**** Dataset excerpts ****

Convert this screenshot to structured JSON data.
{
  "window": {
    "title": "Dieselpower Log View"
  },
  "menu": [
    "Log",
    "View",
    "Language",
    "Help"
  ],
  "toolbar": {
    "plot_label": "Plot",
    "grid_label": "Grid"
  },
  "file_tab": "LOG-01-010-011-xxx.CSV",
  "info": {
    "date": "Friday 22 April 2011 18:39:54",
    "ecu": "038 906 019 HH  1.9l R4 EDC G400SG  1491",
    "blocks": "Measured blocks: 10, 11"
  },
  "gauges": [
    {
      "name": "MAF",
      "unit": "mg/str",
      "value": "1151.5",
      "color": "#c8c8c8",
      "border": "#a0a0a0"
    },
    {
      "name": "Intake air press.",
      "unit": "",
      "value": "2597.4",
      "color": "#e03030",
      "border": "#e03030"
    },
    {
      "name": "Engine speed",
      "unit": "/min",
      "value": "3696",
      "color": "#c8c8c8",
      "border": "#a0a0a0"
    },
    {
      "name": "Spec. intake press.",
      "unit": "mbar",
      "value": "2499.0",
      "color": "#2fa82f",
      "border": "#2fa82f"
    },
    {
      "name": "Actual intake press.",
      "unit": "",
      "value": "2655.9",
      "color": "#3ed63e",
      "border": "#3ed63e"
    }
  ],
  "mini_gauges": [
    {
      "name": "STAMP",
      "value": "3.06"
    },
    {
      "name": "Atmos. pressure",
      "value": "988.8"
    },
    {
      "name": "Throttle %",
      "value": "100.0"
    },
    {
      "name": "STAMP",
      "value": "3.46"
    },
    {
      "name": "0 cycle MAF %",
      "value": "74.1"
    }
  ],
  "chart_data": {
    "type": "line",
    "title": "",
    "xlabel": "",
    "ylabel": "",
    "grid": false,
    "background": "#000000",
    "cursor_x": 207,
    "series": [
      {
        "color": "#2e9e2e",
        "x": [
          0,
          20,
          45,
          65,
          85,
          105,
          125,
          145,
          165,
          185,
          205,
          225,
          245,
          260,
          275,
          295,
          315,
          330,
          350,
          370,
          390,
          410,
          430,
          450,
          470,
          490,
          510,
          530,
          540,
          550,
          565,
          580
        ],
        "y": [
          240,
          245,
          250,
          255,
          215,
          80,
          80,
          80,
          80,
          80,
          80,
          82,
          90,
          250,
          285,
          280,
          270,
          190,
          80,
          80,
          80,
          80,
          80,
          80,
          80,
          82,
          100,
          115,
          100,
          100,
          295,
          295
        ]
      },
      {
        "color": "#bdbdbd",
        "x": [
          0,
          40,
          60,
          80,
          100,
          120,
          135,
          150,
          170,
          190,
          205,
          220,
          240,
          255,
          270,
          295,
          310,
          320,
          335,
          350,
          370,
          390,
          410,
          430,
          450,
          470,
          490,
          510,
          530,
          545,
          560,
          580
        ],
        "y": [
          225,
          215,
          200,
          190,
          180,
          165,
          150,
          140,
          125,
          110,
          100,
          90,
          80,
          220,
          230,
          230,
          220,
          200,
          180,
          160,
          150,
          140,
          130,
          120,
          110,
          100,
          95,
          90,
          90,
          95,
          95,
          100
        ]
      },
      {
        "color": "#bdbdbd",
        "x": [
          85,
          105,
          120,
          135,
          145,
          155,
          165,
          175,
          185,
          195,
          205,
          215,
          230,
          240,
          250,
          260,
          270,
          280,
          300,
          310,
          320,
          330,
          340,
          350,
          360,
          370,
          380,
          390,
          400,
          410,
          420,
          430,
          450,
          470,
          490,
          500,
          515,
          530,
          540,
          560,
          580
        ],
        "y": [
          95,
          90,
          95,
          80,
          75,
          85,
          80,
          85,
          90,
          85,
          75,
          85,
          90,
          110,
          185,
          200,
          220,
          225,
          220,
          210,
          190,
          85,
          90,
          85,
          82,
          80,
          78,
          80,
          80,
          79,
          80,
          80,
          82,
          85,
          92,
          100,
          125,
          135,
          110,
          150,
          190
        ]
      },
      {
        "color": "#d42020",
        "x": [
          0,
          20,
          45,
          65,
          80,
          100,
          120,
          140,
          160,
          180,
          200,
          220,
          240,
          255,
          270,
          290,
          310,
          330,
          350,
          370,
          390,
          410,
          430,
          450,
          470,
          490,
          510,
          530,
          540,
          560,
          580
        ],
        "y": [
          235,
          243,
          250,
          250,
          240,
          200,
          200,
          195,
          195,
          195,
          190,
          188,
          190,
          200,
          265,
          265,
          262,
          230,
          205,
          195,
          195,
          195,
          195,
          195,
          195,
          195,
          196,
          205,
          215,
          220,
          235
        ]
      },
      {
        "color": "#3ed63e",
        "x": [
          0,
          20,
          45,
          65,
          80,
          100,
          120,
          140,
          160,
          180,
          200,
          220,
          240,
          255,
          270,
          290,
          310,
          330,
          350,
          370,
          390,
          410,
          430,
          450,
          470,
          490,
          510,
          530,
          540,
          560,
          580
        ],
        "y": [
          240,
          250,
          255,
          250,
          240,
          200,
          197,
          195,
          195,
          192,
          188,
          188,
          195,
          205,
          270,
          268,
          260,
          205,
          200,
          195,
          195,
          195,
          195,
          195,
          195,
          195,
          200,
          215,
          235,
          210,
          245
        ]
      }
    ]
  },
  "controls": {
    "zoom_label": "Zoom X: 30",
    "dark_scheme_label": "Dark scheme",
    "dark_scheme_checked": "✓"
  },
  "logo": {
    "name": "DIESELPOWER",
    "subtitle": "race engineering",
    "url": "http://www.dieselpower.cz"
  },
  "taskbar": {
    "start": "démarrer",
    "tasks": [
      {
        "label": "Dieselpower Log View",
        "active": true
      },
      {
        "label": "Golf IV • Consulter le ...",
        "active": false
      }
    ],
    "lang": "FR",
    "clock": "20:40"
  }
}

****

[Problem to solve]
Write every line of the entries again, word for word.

[Task answer]
Convert this screenshot to structured JSON data.
{
  "window": {
    "title": "Dieselpower Log View"
  },
  "menu": [
    "Log",
    "View",
    "Language",
    "Help"
  ],
  "toolbar": {
    "plot_label": "Plot",
    "grid_label": "Grid"
  },
  "file_tab": "LOG-01-010-011-xxx.CSV",
  "info": {
    "date": "Friday 22 April 2011 18:39:54",
    "ecu": "038 906 019 HH  1.9l R4 EDC G400SG  1491",
    "blocks": "Measured blocks: 10, 11"
  },
  "gauges": [
    {
      "name": "MAF",
      "unit": "mg/str",
      "value": "1151.5",
      "color": "#c8c8c8",
      "border": "#a0a0a0"
    },
    {
      "name": "Intake air press.",
      "unit": "",
      "value": "2597.4",
      "color": "#e03030",
      "border": "#e03030"
    },
    {
      "name": "Engine speed",
      "unit": "/min",
      "value": "3696",
      "color": "#c8c8c8",
      "border": "#a0a0a0"
    },
    {
      "name": "Spec. intake press.",
      "unit": "mbar",
      "value": "2499.0",
      "color": "#2fa82f",
      "border": "#2fa82f"
    },
    {
      "name": "Actual intake press.",
      "unit": "",
      "value": "2655.9",
      "color": "#3ed63e",
      "border": "#3ed63e"
    }
  ],
  "mini_gauges": [
    {
      "name": "STAMP",
      "value": "3.06"
    },
    {
      "name": "Atmos. pressure",
      "value": "988.8"
    },
    {
      "name": "Throttle %",
      "value": "100.0"
    },
    {
      "name": "STAMP",
      "value": "3.46"
    },
    {
      "name": "0 cycle MAF %",
      "value": "74.1"
    }
  ],
  "chart_data": {
    "type": "line",
    "title": "",
    "xlabel": "",
    "ylabel": "",
    "grid": false,
    "background": "#000000",
    "cursor_x": 207,
    "series": [
      {
        "color": "#2e9e2e",
        "x": [
          0,
          20,
          45,
          65,
          85,
          105,
          125,
          145,
          165,
          185,
          205,
          225,
          245,
          260,
          275,
          295,
          315,
          330,
          350,
          370,
          390,
          410,
          430,
          450,
          470,
          490,
          510,
          530,
          540,
          550,
          565,
          580
        ],
        "y": [
          240,
          245,
          250,
          255,
          215,
          80,
          80,
          80,
          80,
          80,
          80,
          82,
          90,
          250,
          285,
          280,
          270,
          190,
          80,
          80,
          80,
          80,
          80,
          80,
          80,
          82,
          100,
          115,
          100,
          100,
          295,
          295
        ]
      },
      {
        "color": "#bdbdbd",
        "x": [
          0,
          40,
          60,
          80,
          100,
          120,
          135,
          150,
          170,
          190,
          205,
          220,
          240,
          255,
          270,
          295,
          310,
          320,
          335,
          350,
          370,
          390,
          410,
          430,
          450,
          470,
          490,
          510,
          530,
          545,
          560,
          580
        ],
        "y": [
          225,
          215,
          200,
          190,
          180,
          165,
          150,
          140,
          125,
          110,
          100,
          90,
          80,
          220,
          230,
          230,
          220,
          200,
          180,
          160,
          150,
          140,
          130,
          120,
          110,
          100,
          95,
          90,
          90,
          95,
          95,
          100
        ]
      },
      {
        "color": "#bdbdbd",
        "x": [
          85,
          105,
          120,
          135,
          145,
          155,
          165,
          175,
          185,
          195,
          205,
          215,
          230,
          240,
          250,
          260,
          270,
          280,
          300,
          310,
          320,
          330,
          340,
          350,
          360,
          370,
          380,
          390,
          400,
          410,
          420,
          430,
          450,
          470,
          490,
          500,
          515,
          530,
          540,
          560,
          580
        ],
        "y": [
          95,
          90,
          95,
          80,
          75,
          85,
          80,
          85,
          90,
          85,
          75,
          85,
          90,
          110,
          185,
          200,
          220,
          225,
          220,
          210,
          190,
          85,
          90,
          85,
          82,
          80,
          78,
          80,
          80,
          79,
          80,
          80,
          82,
          85,
          92,
          100,
          125,
          135,
          110,
          150,
          190
        ]
      },
      {
        "color": "#d42020",
        "x": [
          0,
          20,
          45,
          65,
          80,
          100,
          120,
          140,
          160,
          180,
          200,
          220,
          240,
          255,
          270,
          290,
          310,
          330,
          350,
          370,
          390,
          410,
          430,
          450,
          470,
          490,
          510,
          530,
          540,
          560,
          580
        ],
        "y": [
          235,
          243,
          250,
          250,
          240,
          200,
          200,
          195,
          195,
          195,
          190,
          188,
          190,
          200,
          265,
          265,
          262,
          230,
          205,
          195,
          195,
          195,
          195,
          195,
          195,
          195,
          196,
          205,
          215,
          220,
          235
        ]
      },
      {
        "color": "#3ed63e",
        "x": [
          0,
          20,
          45,
          65,
          80,
          100,
          120,
          140,
          160,
          180,
          200,
          220,
          240,
          255,
          270,
          290,
          310,
          330,
          350,
          370,
          390,
          410,
          430,
          450,
          470,
          490,
          510,
          530,
          540,
          560,
          580
        ],
        "y": [
          240,
          250,
          255,
          250,
          240,
          200,
          197,
          195,
          195,
          192,
          188,
          188,
          195,
          205,
          270,
          268,
          260,
          205,
          200,
          195,
          195,
          195,
          195,
          195,
          195,
          195,
          200,
          215,
          235,
          210,
          245
        ]
      }
    ]
  },
  "controls": {
    "zoom_label": "Zoom X: 30",
    "dark_scheme_label": "Dark scheme",
    "dark_scheme_checked": "✓"
  },
  "logo": {
    "name": "DIESELPOWER",
    "subtitle": "race engineering",
    "url": "http://www.dieselpower.cz"
  },
  "taskbar": {
    "start": "démarrer",
    "tasks": [
      {
        "label": "Dieselpower Log View",
        "active": true
      },
      {
        "label": "Golf IV • Consulter le ...",
        "active": false
      }
    ],
    "lang": "FR",
    "clock": "20:40"
  }
}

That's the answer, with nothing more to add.